Melodramas are excessive and often embarrassing. They traffic in heightened emotions, stylized gestures, and schmaltzy scores. They center on broken hearts and broken homes, and they tell stories punctuated by contrived meetings, missed encounters, sudden reversals of fortune, and sentimental scenes of revelation, rescue, and irretrievable loss.
All of this may sound old-fashioned, but film history suggests that melodramas are here to stay. Directors continue to draw on and creatively re-imagine melodramatic conventions in their explorations of race, gender, sexuality, and power. For their part, film scholars now argue that even the campiest tearjerkers should be taken seriously. Once dismissively labeled “women’s weepies,” melodramas have been seen more recently to represent “the dominant mode of classic Hollywood cinema.” Often disparaged as politically out of touch and aesthetically over the top, melodramatic modes have also been called the only “realisms” adequate to contexts of radical inequality.

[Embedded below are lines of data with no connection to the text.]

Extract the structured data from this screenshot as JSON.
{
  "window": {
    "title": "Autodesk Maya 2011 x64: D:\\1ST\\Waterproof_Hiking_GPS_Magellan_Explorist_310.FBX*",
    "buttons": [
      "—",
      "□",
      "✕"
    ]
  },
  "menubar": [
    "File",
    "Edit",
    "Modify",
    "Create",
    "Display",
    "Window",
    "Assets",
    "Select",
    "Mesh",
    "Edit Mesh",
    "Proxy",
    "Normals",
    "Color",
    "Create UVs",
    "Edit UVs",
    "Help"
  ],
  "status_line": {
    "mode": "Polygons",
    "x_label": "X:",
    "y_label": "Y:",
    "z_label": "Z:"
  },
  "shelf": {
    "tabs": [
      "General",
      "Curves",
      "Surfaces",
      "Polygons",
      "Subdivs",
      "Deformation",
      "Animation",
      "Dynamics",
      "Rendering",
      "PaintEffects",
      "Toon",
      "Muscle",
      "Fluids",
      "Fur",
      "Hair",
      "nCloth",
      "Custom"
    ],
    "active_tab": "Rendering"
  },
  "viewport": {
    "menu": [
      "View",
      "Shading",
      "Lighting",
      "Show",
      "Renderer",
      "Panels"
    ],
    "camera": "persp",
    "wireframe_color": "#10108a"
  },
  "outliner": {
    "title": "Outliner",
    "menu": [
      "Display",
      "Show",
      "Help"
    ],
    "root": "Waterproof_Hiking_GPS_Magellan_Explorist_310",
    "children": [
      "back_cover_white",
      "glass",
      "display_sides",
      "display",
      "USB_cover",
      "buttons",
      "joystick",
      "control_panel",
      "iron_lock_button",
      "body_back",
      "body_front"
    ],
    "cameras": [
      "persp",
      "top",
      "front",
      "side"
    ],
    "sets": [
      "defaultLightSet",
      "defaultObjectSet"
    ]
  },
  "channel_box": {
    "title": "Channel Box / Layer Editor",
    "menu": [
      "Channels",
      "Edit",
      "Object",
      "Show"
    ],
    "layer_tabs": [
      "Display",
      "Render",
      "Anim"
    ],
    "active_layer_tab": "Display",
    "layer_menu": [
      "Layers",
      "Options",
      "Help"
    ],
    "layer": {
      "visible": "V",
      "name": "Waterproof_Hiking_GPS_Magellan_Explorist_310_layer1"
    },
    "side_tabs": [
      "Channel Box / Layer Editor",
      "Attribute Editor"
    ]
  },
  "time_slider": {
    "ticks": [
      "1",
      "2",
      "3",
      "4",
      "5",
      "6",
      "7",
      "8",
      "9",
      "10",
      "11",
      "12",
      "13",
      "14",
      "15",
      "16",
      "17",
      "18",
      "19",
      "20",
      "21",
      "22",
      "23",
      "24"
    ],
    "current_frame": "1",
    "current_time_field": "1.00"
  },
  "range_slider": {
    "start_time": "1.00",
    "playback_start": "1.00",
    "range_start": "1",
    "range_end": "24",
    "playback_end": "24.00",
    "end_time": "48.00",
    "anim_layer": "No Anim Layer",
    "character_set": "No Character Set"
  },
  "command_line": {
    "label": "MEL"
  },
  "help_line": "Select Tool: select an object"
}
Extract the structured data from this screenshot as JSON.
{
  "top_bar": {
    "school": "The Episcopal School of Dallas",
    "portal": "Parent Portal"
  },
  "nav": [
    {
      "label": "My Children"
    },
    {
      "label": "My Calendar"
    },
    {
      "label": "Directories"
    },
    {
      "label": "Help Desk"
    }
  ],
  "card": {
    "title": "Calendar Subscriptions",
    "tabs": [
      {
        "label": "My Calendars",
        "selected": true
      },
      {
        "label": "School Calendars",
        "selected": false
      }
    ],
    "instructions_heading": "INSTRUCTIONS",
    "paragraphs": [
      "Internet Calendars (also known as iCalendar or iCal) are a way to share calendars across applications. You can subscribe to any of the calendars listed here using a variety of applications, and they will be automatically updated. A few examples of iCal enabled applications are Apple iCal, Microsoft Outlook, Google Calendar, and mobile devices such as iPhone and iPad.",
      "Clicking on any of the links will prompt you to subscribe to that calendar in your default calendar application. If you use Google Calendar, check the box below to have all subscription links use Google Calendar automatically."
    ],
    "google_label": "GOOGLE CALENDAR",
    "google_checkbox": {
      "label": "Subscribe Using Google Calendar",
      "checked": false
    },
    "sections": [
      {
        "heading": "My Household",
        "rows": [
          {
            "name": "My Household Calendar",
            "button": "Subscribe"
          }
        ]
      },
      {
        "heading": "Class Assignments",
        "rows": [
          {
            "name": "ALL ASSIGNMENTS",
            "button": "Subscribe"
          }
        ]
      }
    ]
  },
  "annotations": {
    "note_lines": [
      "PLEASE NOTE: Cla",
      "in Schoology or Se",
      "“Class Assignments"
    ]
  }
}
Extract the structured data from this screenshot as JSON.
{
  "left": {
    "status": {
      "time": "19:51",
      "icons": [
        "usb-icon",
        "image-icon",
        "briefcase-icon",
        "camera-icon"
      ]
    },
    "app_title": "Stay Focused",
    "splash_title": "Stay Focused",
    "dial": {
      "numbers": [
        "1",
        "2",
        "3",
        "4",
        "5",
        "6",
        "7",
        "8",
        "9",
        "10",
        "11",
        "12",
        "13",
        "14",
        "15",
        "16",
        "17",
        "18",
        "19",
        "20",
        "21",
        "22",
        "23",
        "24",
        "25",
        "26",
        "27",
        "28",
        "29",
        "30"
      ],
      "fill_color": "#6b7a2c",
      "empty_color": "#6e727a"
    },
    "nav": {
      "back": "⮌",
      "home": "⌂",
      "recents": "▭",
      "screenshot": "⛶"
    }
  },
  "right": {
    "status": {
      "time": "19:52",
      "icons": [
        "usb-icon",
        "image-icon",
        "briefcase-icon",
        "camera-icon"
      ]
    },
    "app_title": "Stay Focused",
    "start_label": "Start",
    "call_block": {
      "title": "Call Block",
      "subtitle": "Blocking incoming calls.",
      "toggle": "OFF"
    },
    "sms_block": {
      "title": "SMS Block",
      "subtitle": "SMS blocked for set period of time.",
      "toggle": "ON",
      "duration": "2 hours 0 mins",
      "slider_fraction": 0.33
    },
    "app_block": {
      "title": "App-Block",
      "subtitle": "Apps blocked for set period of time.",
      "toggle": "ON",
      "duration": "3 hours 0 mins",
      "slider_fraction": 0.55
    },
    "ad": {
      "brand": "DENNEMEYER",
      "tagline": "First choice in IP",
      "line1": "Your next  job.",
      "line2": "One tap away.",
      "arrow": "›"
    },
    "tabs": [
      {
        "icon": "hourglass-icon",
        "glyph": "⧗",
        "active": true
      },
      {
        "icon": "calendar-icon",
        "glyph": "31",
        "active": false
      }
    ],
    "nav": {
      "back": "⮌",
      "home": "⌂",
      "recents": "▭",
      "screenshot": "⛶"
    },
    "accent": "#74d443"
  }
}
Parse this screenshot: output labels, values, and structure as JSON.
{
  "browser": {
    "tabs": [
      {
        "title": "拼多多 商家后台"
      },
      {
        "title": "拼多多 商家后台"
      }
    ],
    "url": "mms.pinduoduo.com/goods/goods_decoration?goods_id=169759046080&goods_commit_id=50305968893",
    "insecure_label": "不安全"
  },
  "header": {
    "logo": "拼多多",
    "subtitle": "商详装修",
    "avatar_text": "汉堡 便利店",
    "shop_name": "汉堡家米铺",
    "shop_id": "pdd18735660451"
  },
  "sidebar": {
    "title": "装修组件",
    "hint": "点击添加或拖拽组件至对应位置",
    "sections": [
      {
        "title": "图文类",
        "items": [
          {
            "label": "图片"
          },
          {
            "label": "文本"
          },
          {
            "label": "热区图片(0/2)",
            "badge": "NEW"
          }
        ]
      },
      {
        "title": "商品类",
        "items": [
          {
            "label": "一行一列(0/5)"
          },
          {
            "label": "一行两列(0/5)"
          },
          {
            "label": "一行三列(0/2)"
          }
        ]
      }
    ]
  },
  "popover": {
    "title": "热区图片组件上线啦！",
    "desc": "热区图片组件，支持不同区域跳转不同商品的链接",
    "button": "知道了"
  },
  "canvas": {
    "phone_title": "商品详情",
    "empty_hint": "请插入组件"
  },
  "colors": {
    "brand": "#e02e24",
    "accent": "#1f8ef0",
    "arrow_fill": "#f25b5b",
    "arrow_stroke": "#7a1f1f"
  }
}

In this course, we’ll assess these and other claims about the long life and surprising social relevance of melodrama. We’ll study films by Almodóvar, Araki, Borden, Daniels, Gerima, Haynes, Hitchcock, Mankiewicz, Matarazzo, Nava, Sirk, Vidor, and Washington, among others. We’ll also read key critical essays and a few literary texts; authors will include Berlant, Brooks, Cavell, Doane, Le Guin, Miller, Mulvey, Povinelli, Puga, Sexton, Thoreau, Wilderson, and Williams.